Stored entries:
• • • • • • •
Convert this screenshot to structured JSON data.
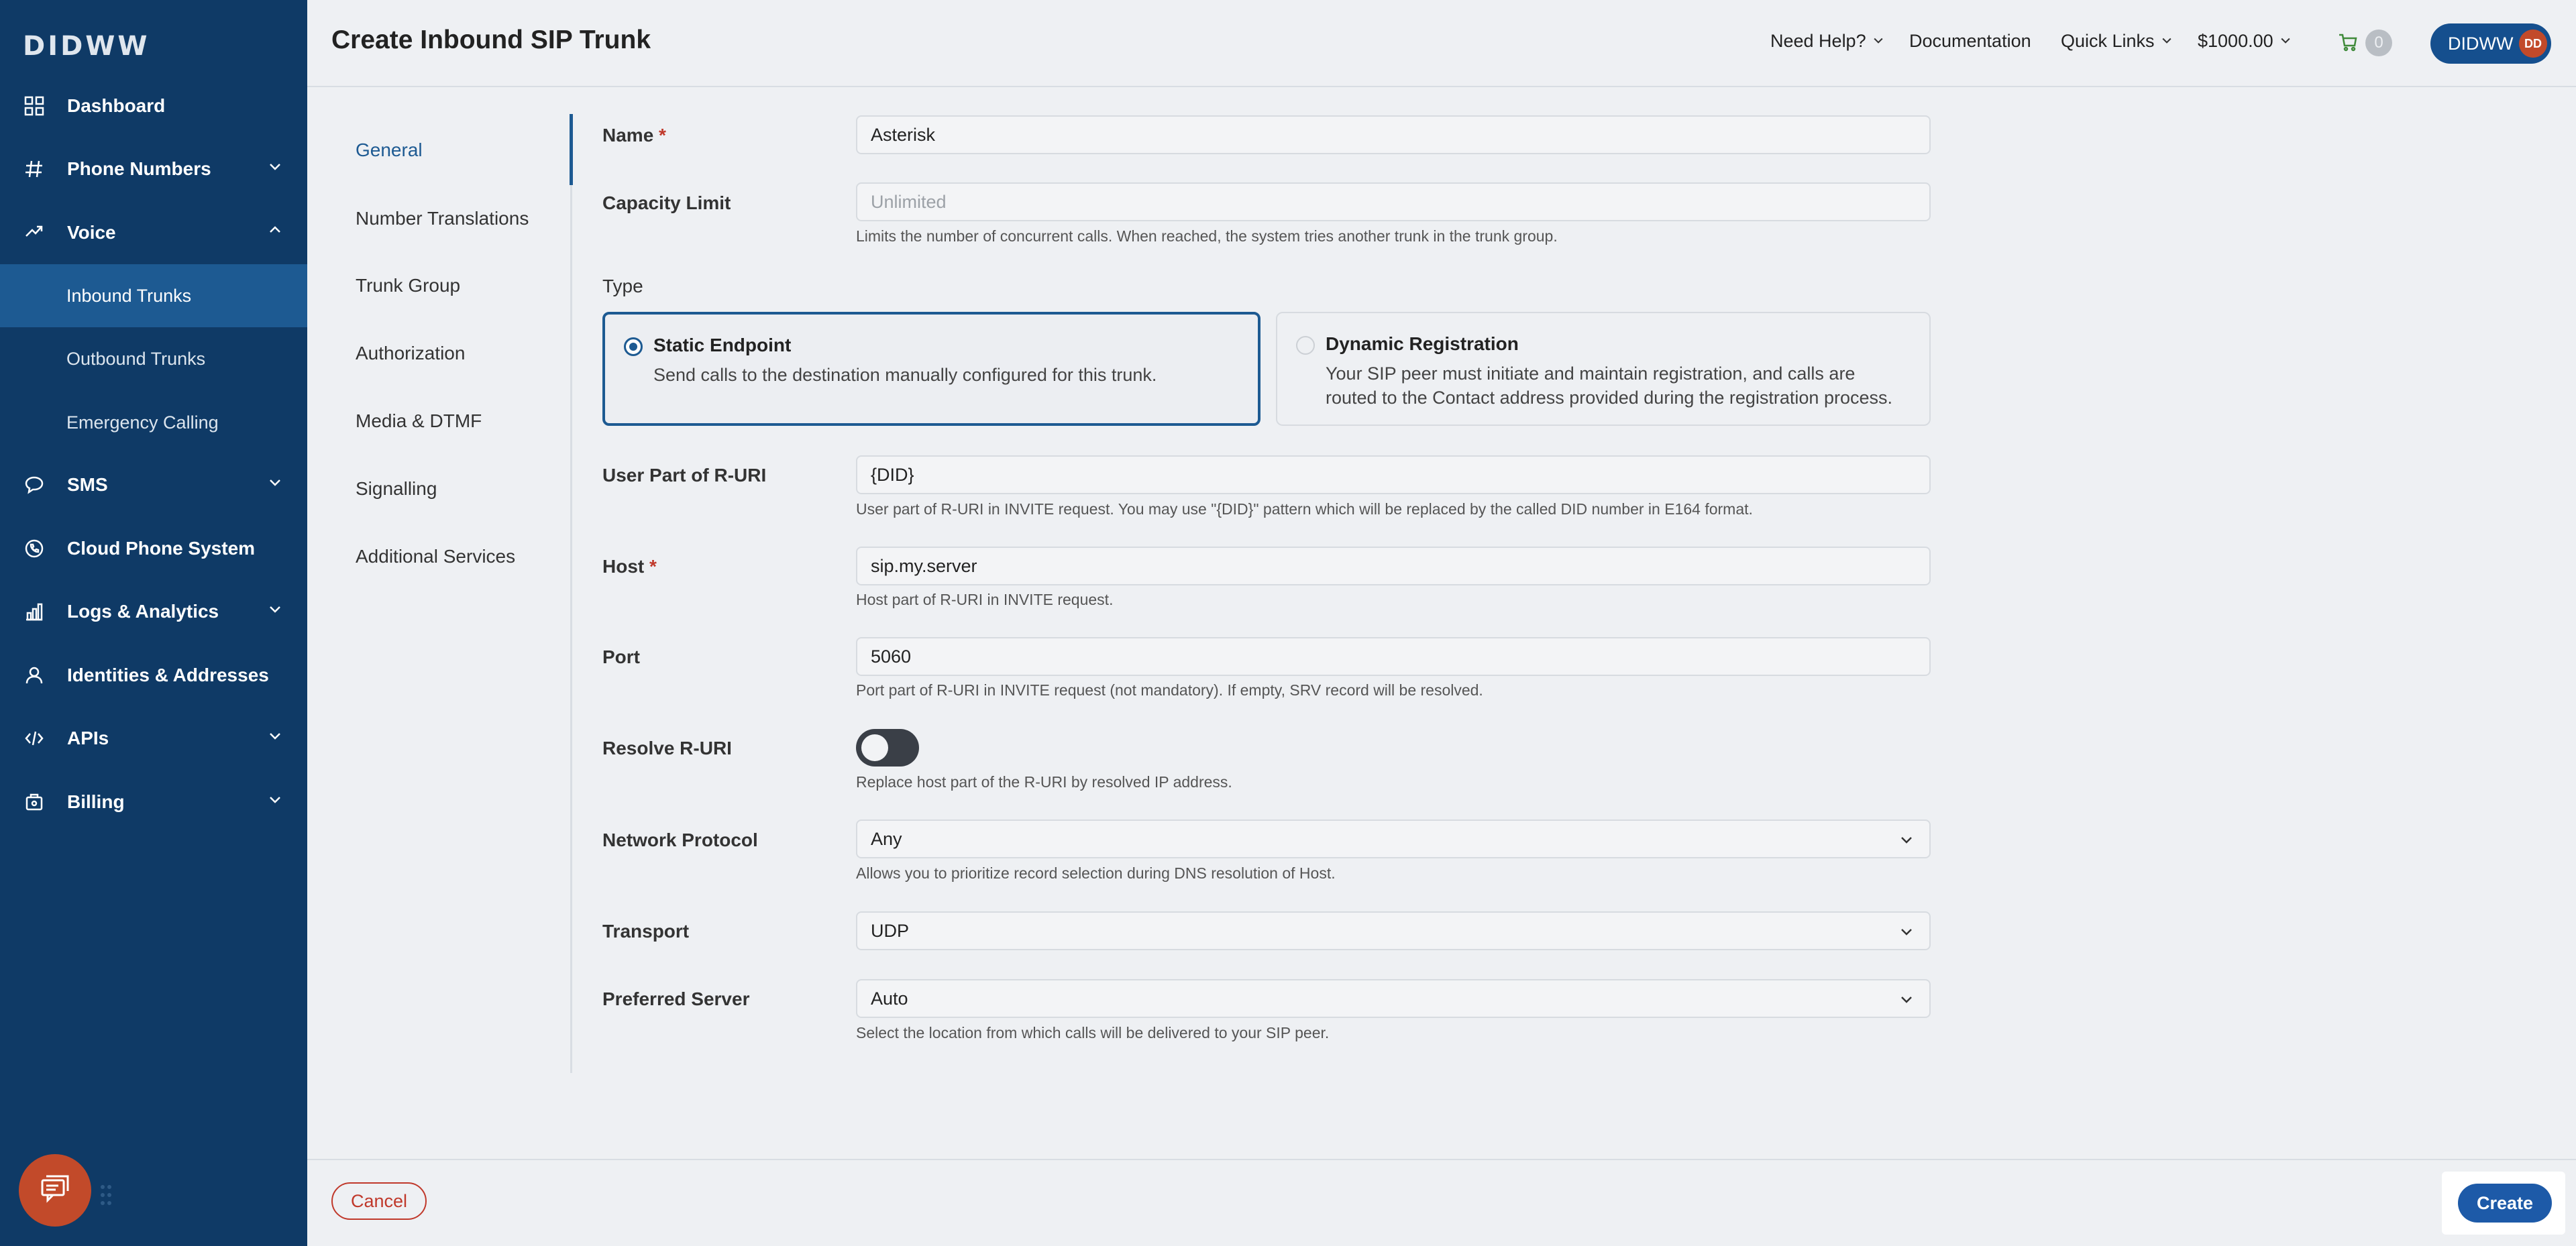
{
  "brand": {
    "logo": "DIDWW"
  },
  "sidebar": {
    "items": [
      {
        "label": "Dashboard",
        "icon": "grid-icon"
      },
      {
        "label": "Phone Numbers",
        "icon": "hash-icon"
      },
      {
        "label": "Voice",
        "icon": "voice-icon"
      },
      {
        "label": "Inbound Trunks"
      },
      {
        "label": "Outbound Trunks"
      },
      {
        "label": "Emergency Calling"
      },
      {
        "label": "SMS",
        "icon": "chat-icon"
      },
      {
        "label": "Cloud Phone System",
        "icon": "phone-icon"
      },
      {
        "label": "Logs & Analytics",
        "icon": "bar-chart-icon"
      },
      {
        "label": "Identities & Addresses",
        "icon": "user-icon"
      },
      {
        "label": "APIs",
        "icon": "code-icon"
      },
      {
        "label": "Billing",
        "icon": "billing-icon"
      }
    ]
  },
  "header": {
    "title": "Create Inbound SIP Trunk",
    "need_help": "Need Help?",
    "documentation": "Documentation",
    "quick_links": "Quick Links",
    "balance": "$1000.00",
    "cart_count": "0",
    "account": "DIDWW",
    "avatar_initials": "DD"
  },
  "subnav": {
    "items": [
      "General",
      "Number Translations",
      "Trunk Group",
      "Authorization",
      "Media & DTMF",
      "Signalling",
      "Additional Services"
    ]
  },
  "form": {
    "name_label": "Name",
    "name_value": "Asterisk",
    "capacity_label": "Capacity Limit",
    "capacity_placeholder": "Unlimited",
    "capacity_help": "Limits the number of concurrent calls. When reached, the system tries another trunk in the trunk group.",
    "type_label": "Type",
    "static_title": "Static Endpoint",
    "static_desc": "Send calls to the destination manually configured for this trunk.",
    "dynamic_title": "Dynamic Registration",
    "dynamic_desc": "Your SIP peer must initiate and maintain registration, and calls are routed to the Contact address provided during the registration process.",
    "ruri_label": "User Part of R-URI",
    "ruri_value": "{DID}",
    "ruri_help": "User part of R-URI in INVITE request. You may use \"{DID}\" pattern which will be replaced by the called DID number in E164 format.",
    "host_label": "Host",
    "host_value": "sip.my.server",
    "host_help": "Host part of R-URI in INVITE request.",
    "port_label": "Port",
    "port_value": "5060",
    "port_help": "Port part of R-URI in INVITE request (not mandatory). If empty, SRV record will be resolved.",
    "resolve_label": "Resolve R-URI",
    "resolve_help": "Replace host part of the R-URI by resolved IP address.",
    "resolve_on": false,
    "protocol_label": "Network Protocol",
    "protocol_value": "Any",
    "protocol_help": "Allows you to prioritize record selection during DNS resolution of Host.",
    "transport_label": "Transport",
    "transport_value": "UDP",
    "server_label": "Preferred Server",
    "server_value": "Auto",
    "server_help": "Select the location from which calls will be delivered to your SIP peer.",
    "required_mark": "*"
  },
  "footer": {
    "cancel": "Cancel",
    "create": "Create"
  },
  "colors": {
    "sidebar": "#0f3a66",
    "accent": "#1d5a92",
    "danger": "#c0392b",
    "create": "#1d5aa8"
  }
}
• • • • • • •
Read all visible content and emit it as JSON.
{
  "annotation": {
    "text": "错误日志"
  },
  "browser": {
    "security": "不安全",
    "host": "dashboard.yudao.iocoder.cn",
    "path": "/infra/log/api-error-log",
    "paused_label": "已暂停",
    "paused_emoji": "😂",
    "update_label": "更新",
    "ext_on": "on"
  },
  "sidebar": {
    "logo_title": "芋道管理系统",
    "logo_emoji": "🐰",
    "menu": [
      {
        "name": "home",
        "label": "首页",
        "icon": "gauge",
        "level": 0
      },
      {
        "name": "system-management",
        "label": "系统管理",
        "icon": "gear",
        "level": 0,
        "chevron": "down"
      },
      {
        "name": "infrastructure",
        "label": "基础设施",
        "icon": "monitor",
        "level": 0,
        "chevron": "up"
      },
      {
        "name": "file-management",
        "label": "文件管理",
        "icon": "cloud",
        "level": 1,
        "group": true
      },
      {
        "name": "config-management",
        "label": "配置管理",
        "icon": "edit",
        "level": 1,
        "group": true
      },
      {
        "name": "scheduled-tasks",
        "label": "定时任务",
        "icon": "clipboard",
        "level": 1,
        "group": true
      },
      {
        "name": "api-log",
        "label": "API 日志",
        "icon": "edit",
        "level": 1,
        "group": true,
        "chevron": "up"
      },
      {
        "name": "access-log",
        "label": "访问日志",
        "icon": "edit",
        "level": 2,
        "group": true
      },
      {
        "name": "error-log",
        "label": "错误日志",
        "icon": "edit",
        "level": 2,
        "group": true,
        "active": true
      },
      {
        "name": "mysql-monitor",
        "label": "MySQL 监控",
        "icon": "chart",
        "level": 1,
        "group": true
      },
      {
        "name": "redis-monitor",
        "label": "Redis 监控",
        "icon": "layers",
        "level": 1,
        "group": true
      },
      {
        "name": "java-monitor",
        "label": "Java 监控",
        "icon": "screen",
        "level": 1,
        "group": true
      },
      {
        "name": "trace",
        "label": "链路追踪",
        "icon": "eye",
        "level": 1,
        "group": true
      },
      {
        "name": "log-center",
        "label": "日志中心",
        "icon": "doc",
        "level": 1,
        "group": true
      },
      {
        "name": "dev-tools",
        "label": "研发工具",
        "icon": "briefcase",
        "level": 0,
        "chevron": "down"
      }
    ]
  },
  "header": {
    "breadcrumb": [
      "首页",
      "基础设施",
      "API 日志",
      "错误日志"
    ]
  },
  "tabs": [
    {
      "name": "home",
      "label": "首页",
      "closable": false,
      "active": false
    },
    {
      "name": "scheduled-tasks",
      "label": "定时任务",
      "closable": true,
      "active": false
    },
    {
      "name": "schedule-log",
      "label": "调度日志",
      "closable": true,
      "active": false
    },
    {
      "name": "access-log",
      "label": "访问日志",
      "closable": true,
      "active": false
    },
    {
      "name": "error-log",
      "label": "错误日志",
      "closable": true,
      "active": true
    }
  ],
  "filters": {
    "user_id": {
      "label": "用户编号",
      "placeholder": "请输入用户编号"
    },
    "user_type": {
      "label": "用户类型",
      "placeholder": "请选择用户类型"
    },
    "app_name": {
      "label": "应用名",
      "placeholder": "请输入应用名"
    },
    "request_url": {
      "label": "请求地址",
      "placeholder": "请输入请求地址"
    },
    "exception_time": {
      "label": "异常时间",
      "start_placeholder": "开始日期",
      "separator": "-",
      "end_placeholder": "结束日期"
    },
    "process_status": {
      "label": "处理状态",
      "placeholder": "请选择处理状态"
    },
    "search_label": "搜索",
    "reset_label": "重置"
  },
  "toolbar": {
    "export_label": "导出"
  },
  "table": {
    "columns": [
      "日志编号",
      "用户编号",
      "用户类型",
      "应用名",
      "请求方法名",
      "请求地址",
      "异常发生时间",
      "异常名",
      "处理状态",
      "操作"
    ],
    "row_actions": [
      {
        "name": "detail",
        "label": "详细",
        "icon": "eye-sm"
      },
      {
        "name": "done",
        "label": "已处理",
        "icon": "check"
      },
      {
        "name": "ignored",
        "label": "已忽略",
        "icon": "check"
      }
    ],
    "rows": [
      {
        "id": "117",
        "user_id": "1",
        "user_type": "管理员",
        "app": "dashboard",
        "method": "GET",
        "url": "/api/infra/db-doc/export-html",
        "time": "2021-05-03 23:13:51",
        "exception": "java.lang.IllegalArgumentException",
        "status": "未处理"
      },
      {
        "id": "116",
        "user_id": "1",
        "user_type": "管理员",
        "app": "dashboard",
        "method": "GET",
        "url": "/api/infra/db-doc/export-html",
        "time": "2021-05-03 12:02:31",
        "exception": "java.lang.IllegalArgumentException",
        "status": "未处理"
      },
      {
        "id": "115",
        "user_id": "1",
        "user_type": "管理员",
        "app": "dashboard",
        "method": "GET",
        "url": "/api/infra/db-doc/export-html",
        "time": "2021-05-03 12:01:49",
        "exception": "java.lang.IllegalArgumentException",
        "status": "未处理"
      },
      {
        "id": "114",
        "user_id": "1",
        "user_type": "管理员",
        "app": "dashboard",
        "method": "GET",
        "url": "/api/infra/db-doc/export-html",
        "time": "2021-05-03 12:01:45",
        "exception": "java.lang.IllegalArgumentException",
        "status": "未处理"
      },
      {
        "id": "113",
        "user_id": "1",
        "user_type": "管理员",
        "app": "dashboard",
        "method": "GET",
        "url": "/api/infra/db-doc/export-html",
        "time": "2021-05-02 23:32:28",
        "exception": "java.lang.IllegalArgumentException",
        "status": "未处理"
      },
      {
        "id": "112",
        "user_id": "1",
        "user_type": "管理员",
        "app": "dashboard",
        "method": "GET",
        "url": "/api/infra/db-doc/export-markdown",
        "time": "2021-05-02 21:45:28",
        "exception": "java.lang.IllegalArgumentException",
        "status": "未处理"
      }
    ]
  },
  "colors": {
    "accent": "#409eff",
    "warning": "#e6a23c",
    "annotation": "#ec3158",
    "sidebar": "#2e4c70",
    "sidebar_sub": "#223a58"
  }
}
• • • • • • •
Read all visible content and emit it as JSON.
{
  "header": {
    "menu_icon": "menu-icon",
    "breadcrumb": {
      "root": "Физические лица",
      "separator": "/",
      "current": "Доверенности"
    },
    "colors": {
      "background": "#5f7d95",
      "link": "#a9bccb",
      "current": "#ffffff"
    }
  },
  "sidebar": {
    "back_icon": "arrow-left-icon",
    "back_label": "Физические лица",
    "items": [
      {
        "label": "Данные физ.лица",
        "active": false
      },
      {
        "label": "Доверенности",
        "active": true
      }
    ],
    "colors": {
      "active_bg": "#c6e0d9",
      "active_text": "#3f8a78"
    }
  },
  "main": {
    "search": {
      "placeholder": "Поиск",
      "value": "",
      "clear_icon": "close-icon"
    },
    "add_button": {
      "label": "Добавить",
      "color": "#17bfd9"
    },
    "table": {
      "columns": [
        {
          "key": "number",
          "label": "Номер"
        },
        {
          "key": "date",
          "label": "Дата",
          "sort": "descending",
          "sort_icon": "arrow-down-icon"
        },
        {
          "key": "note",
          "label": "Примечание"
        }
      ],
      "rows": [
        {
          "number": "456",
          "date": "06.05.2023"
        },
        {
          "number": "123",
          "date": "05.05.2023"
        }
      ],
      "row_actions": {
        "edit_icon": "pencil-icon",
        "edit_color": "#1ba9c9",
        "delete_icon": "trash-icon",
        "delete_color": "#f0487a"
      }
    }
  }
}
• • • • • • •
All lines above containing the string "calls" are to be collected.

**Your solution**
    "capacity_help": "Limits the number of concurrent calls. When reached, the system tries another trunk in the trunk group.",
    "static_desc": "Send calls to the destination manually configured for this trunk.",
    "dynamic_desc": "Your SIP peer must initiate and maintain registration, and calls are routed to the Contact address provided during the registration process.",
    "server_help": "Select the location from which calls will be delivered to your SIP peer.",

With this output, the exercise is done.